by Steven Ertelt
January 5, 2008
Des Moines, IA (LifeNews.com) — Alan Keyes is running a longshot campaign for the Republican Party nomination for president, but the pro-life former ambassador’s bid appeared to have gathered no votes on Thursday night. His campaign says it wasn’t a case of no one voting for him, but accuses the Iowa Republican Party of leaving him off the results.
The Iowa Republican Party has neither counted nor reported the number of votes for Alan Keyes in the GOP caucuses and its web site still doesn’t include any.
"We didn’t have the electronic means to record the tallies for Keyes, so we can’t yet report to the public how many votes Keyes got," Iowa GOP spokesman John Lund said at the GOP headquarters in Des Moines. "We can’t report the Keyes votes until we’ve double-checked each individual paper ballot."
However, Keyes’ people complain that the party has the full results posted on its web site, including counting five votes for Tom Tancredo, who dropped out before the caucus.
"I personally traveled with Alan Keyes across Iowa, and we met scores of Keyes voters.
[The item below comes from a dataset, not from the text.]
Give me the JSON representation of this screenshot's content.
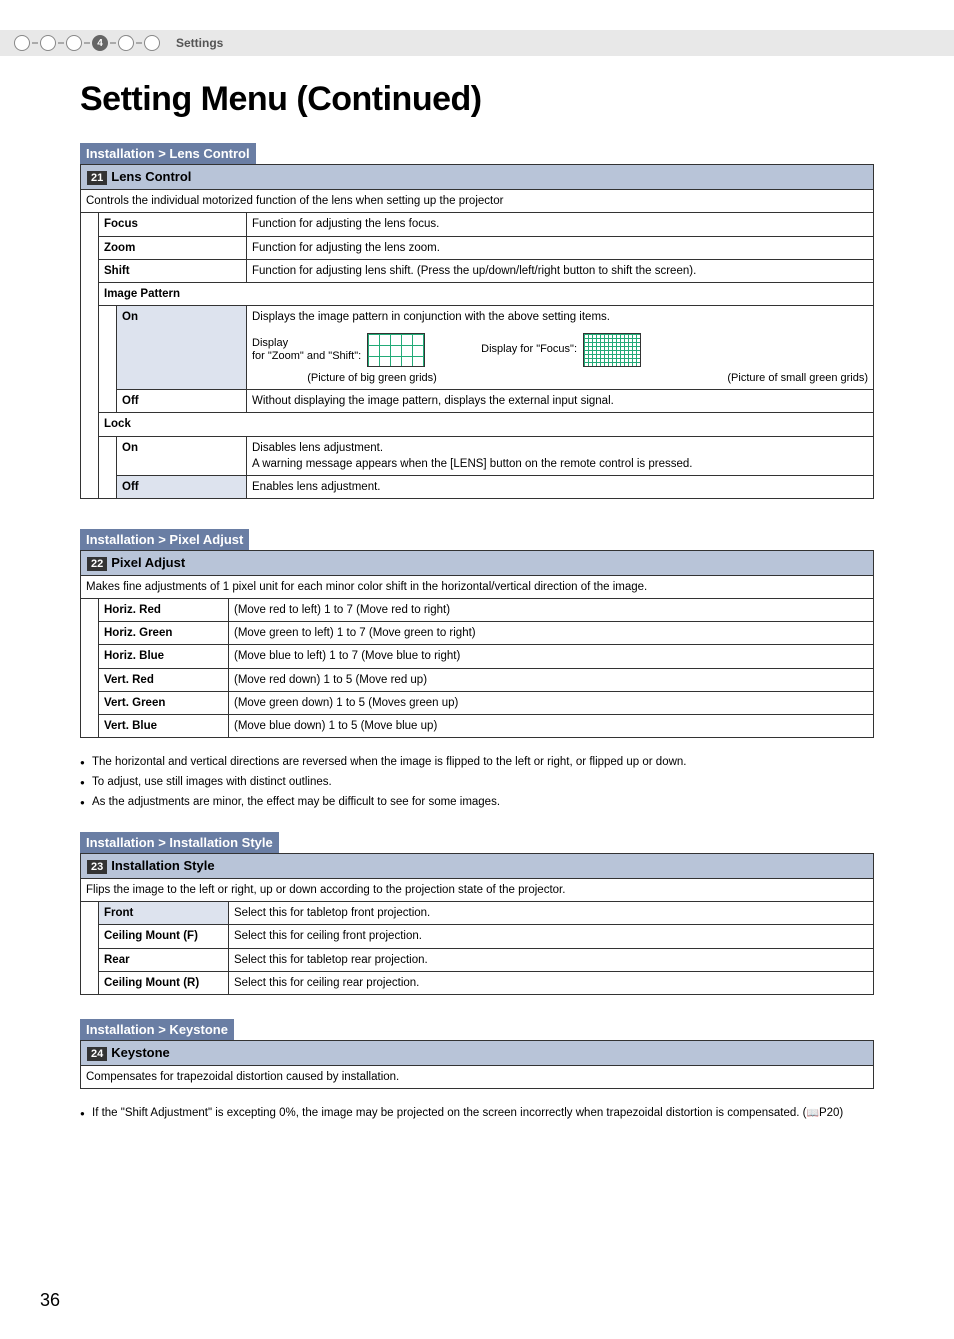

It’s totally unfair these citizens’ votes are now being withheld from the public," Gordon James Klingenschmitt said in a statement the Keyes’ campaign provided LifeNews.com.
"This is tantamount to election fraud," he claimed.
Siena Hoefling of Calhoun County says she voted for Keyes.
"It’s ridiculous they didn’t report my vote. Each precinct could have easily called or emailed the vote tallies to headquarters, so they should have been counted by now," she said.
Hoefling said county officials showed her a ballot with the names of the other candidates but Keyes’ name wasn’t listed. That could have been because he entered the race later than any of the other candidates.
She said officials told her to write in his name.
Stephen Stone, chairman of Alan Keyes for President, told LifeNews.com, "Alan Keyes has been an announced candidate for president since Sept. 14."
"Yet the state GOP chose to exclude him from the caucus process, claiming he ‘announced too late’ to be included, so that his name was not even mentioned on official lists of candidates or in reporting instructions," she explained. "This disenfranchises Iowa voters."
Keyes will apparently be disenfranchised again as he will not be one of the candidates invited to the debates leading up to the New Hampshire primary.